Even though I was dripping in sweat, I headed top speed towards the Freedom School. The air was so heavy here. I just kept thinking of how distraught Ben had looked when he heard his brother was killed. What an awful blow for a 12-year-old. He adored his brother.

As I approached the Freedom School, I felt like Mickey or Rita or Gandhi would appear and greet me. And Andy Goodman. I thought of his easy-going manner and how he’d come here this summer to make a difference. Hashem is in charge, I kept telling myself. Everything He does is for the best. We can’t understand why things happen. Hashem, please help me find Ben.

I parked my bike under a tree and headed to the door. It creaked open when I pushed it.

Inside, there were still voters’ forms and readers piled on the desk. No sign of the dog. Rita had taken Gandhi back with her. The air inside was stuffy. I called out, “Ben, you here?”

My voice echoed in the empty room. “Ben?”

I strolled up and down the room, remembering all the times I’d come, and I just felt the presence of Mickey Schwerner, Andy Goodman, and James Chaney in that room.

“Ben, I need to talk to you. I need to. Please, are you here?”

There was no answer. I heard some birds outside.
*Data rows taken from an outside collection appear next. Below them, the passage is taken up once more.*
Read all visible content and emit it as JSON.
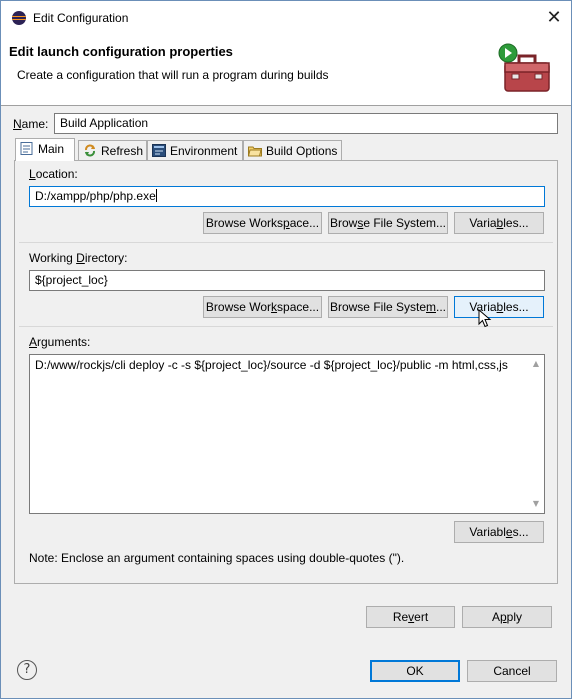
{
  "window": {
    "title": "Edit Configuration",
    "close_glyph": "✕"
  },
  "header": {
    "title": "Edit launch configuration properties",
    "description": "Create a configuration that will run a program during builds",
    "icon": "toolbox-run-icon"
  },
  "name": {
    "label_prefix": "N",
    "label_rest": "ame:",
    "value": "Build Application"
  },
  "tabs": [
    {
      "label": "Main",
      "icon": "main-tab-icon",
      "active": true
    },
    {
      "label": "Refresh",
      "icon": "refresh-icon",
      "active": false
    },
    {
      "label": "Environment",
      "icon": "environment-icon",
      "active": false
    },
    {
      "label": "Build Options",
      "icon": "build-options-icon",
      "active": false
    }
  ],
  "location": {
    "label_prefix": "L",
    "label_rest": "ocation:",
    "value": "D:/xampp/php/php.exe",
    "browse_workspace": {
      "pre": "Browse Works",
      "mn": "p",
      "post": "ace..."
    },
    "browse_file_system": {
      "pre": "Brow",
      "mn": "s",
      "post": "e File System..."
    },
    "variables": {
      "pre": "Varia",
      "mn": "b",
      "post": "les..."
    }
  },
  "working_directory": {
    "label_pre": "Working ",
    "label_mn": "D",
    "label_post": "irectory:",
    "value": "${project_loc}",
    "browse_workspace": {
      "pre": "Browse Wor",
      "mn": "k",
      "post": "space..."
    },
    "browse_file_system": {
      "pre": "Browse File Syste",
      "mn": "m",
      "post": "..."
    },
    "variables": {
      "pre": "Varia",
      "mn": "b",
      "post": "les..."
    }
  },
  "arguments": {
    "label_mn": "A",
    "label_rest": "rguments:",
    "value": "D:/www/rockjs/cli deploy -c -s ${project_loc}/source -d ${project_loc}/public -m html,css,js",
    "variables": {
      "pre": "Variabl",
      "mn": "e",
      "post": "s..."
    },
    "note": "Note: Enclose an argument containing spaces using double-quotes (\")."
  },
  "footer": {
    "revert": {
      "pre": "Re",
      "mn": "v",
      "post": "ert"
    },
    "apply": {
      "pre": "A",
      "mn": "p",
      "post": "ply"
    },
    "ok": "OK",
    "cancel": "Cancel",
    "help_glyph": "?"
  },
  "colors": {
    "accent": "#0078d7",
    "window_border": "#6b8fb8",
    "dialog_bg": "#f0f0f0"
  }
}
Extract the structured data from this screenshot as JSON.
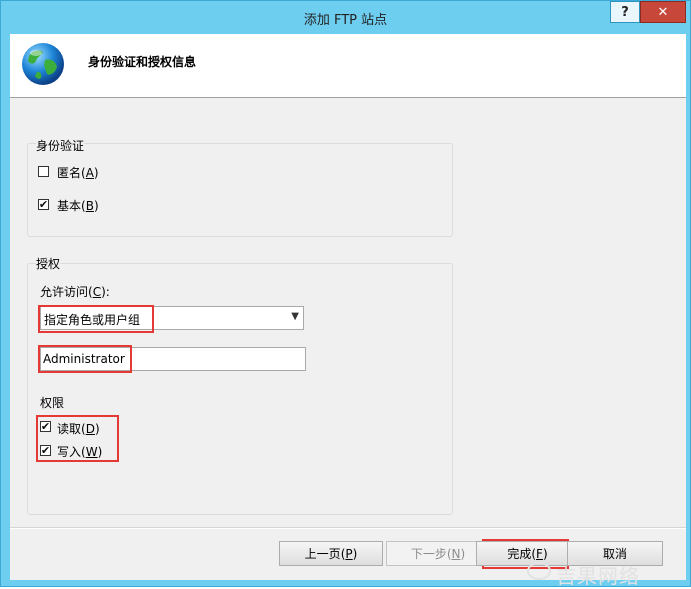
{
  "window": {
    "title": "添加 FTP 站点",
    "help_label": "?",
    "close_label": "✕"
  },
  "header": {
    "title": "身份验证和授权信息",
    "icon": "globe-icon"
  },
  "authentication": {
    "group_title": "身份验证",
    "anonymous": {
      "label": "匿名",
      "mnemonic": "A",
      "checked": false
    },
    "basic": {
      "label": "基本",
      "mnemonic": "B",
      "checked": true
    }
  },
  "authorization": {
    "group_title": "授权",
    "allow_access_label": "允许访问",
    "allow_access_mnemonic": "C",
    "allow_access_selected": "指定角色或用户组",
    "user_value": "Administrator",
    "permissions_label": "权限",
    "read": {
      "label": "读取",
      "mnemonic": "D",
      "checked": true
    },
    "write": {
      "label": "写入",
      "mnemonic": "W",
      "checked": true
    }
  },
  "buttons": {
    "previous": {
      "label": "上一页",
      "mnemonic": "P"
    },
    "next": {
      "label": "下一步",
      "mnemonic": "N",
      "disabled": true
    },
    "finish": {
      "label": "完成",
      "mnemonic": "F"
    },
    "cancel": {
      "label": "取消"
    }
  },
  "watermark": {
    "text": "吉果网络"
  },
  "colors": {
    "titlebar": "#6dcef0",
    "close_button": "#c7483b",
    "highlight": "#e53935",
    "dialog_background": "#f0f0f0"
  }
}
I was about to leave when I thought I heard something like a rustling noise.

Please, Hashem, I can’t go back without him. For a second, I thought of how Yehudah must have felt when he had to face Yaakov Avinu without Binyamin.

I stepped into the back room where Mickey and Rita had slept. My footsteps echoed on the broken tile floor.

I was trying to think where else Ben could be. Where would he go?

I was just turning to leave when I noticed something out of the corner of my eye. There was something under the desk. At first I thought it was a pile of clothing, but then the clothing took on a human shape. There was someone with his knees drawn up to his chest.


Ben stared at me. His eyes were red with crying.

“Why are you here?“

Ben just shook his head. “I can’t. I can’t. I need my brother.”

I put my arm around him and let him sob on my shoulder.

Ben slowly slithered out from under the desk.

He moaned. “I wanted to feel him. I thought I would feel him if I was here,” he said. His voice was choked with sobs.

“I’m so sorry, Ben. It’s so wrong and horrible. James would have wanted you to continue his fight. He would want you to be strong.”

Ben stood up. “I just miss him so much.”

I put my arm on his shoulder. “He loved you. He was a great big brother.”

Ben nodded. “I’m not brave like him.”

“Oh, I think you are, “ I said.

“Come on, let’s head back. You can ride on the back of my bike.”

Ben slid on the back and, though it was much harder peddling, I felt much lighter as we headed back to his house.

To be continued…

By Susie Garber